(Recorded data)
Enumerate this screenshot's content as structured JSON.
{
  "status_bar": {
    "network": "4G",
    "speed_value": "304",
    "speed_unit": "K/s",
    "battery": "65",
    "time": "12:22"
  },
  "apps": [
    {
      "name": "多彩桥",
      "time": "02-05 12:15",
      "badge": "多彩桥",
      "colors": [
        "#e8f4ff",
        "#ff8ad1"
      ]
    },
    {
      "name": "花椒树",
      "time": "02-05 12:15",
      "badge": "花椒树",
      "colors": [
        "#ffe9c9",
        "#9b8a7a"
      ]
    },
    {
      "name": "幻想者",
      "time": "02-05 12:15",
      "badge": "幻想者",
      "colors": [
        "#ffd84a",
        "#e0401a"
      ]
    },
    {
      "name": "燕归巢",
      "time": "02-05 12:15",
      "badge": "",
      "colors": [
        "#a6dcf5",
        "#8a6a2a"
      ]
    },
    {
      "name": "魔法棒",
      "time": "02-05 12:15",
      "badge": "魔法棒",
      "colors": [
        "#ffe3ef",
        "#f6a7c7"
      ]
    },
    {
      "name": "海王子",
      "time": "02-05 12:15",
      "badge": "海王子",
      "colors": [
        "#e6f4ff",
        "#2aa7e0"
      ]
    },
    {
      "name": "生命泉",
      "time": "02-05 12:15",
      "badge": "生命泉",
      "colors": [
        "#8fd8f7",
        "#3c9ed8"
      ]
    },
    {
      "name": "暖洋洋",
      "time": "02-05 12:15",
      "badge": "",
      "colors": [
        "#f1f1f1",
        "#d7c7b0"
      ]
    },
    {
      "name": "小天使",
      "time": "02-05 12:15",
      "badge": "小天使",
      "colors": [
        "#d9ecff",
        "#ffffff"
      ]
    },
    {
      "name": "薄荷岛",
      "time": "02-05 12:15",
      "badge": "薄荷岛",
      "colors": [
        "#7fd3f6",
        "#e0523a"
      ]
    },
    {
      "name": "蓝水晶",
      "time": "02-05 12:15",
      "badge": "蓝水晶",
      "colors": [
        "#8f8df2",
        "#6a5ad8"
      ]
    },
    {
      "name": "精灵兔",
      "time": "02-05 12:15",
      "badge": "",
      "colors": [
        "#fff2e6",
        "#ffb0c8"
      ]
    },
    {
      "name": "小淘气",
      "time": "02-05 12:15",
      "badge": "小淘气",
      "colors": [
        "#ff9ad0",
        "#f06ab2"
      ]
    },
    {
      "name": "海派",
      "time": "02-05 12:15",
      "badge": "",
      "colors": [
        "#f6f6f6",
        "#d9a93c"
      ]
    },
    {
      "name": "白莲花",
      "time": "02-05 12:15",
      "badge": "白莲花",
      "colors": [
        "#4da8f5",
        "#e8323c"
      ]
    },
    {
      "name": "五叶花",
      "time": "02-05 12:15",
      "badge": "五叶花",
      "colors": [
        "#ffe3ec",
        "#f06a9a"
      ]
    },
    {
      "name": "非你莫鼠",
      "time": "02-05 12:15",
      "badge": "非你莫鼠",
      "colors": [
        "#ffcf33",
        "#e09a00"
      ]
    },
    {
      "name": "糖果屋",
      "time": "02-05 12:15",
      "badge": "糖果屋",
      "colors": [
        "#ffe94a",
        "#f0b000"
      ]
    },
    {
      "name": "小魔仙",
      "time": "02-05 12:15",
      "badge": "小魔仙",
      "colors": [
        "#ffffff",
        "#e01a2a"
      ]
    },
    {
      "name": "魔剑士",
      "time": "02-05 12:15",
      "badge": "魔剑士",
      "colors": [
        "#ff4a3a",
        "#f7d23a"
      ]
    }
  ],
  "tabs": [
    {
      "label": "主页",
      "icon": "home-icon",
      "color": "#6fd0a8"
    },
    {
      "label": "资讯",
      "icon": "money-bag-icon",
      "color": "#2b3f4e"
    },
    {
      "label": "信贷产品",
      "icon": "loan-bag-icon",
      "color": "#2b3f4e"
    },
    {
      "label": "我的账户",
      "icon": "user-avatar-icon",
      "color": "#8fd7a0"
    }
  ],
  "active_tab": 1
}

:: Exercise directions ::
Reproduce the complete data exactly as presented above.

:: Written answer ::
Enumerate this screenshot's content as structured JSON.
{
  "status_bar": {
    "network": "4G",
    "speed_value": "304",
    "speed_unit": "K/s",
    "battery": "65",
    "time": "12:22"
  },
  "apps": [
    {
      "name": "多彩桥",
      "time": "02-05 12:15",
      "badge": "多彩桥",
      "colors": [
        "#e8f4ff",
        "#ff8ad1"
      ]
    },
    {
      "name": "花椒树",
      "time": "02-05 12:15",
      "badge": "花椒树",
      "colors": [
        "#ffe9c9",
        "#9b8a7a"
      ]
    },
    {
      "name": "幻想者",
      "time": "02-05 12:15",
      "badge": "幻想者",
      "colors": [
        "#ffd84a",
        "#e0401a"
      ]
    },
    {
      "name": "燕归巢",
      "time": "02-05 12:15",
      "badge": "",
      "colors": [
        "#a6dcf5",
        "#8a6a2a"
      ]
    },
    {
      "name": "魔法棒",
      "time": "02-05 12:15",
      "badge": "魔法棒",
      "colors": [
        "#ffe3ef",
        "#f6a7c7"
      ]
    },
    {
      "name": "海王子",
      "time": "02-05 12:15",
      "badge": "海王子",
      "colors": [
        "#e6f4ff",
        "#2aa7e0"
      ]
    },
    {
      "name": "生命泉",
      "time": "02-05 12:15",
      "badge": "生命泉",
      "colors": [
        "#8fd8f7",
        "#3c9ed8"
      ]
    },
    {
      "name": "暖洋洋",
      "time": "02-05 12:15",
      "badge": "",
      "colors": [
        "#f1f1f1",
        "#d7c7b0"
      ]
    },
    {
      "name": "小天使",
      "time": "02-05 12:15",
      "badge": "小天使",
      "colors": [
        "#d9ecff",
        "#ffffff"
      ]
    },
    {
      "name": "薄荷岛",
      "time": "02-05 12:15",
      "badge": "薄荷岛",
      "colors": [
        "#7fd3f6",
        "#e0523a"
      ]
    },
    {
      "name": "蓝水晶",
      "time": "02-05 12:15",
      "badge": "蓝水晶",
      "colors": [
        "#8f8df2",
        "#6a5ad8"
      ]
    },
    {
      "name": "精灵兔",
      "time": "02-05 12:15",
      "badge": "",
      "colors": [
        "#fff2e6",
        "#ffb0c8"
      ]
    },
    {
      "name": "小淘气",
      "time": "02-05 12:15",
      "badge": "小淘气",
      "colors": [
        "#ff9ad0",
        "#f06ab2"
      ]
    },
    {
      "name": "海派",
      "time": "02-05 12:15",
      "badge": "",
      "colors": [
        "#f6f6f6",
        "#d9a93c"
      ]
    },
    {
      "name": "白莲花",
      "time": "02-05 12:15",
      "badge": "白莲花",
      "colors": [
        "#4da8f5",
        "#e8323c"
      ]
    },
    {
      "name": "五叶花",
      "time": "02-05 12:15",
      "badge": "五叶花",
      "colors": [
        "#ffe3ec",
        "#f06a9a"
      ]
    },
    {
      "name": "非你莫鼠",
      "time": "02-05 12:15",
      "badge": "非你莫鼠",
      "colors": [
        "#ffcf33",
        "#e09a00"
      ]
    },
    {
      "name": "糖果屋",
      "time": "02-05 12:15",
      "badge": "糖果屋",
      "colors": [
        "#ffe94a",
        "#f0b000"
      ]
    },
    {
      "name": "小魔仙",
      "time": "02-05 12:15",
      "badge": "小魔仙",
      "colors": [
        "#ffffff",
        "#e01a2a"
      ]
    },
    {
      "name": "魔剑士",
      "time": "02-05 12:15",
      "badge": "魔剑士",
      "colors": [
        "#ff4a3a",
        "#f7d23a"
      ]
    }
  ],
  "tabs": [
    {
      "label": "主页",
      "icon": "home-icon",
      "color": "#6fd0a8"
    },
    {
      "label": "资讯",
      "icon": "money-bag-icon",
      "color": "#2b3f4e"
    },
    {
      "label": "信贷产品",
      "icon": "loan-bag-icon",
      "color": "#2b3f4e"
    },
    {
      "label": "我的账户",
      "icon": "user-avatar-icon",
      "color": "#8fd7a0"
    }
  ],
  "active_tab": 1
}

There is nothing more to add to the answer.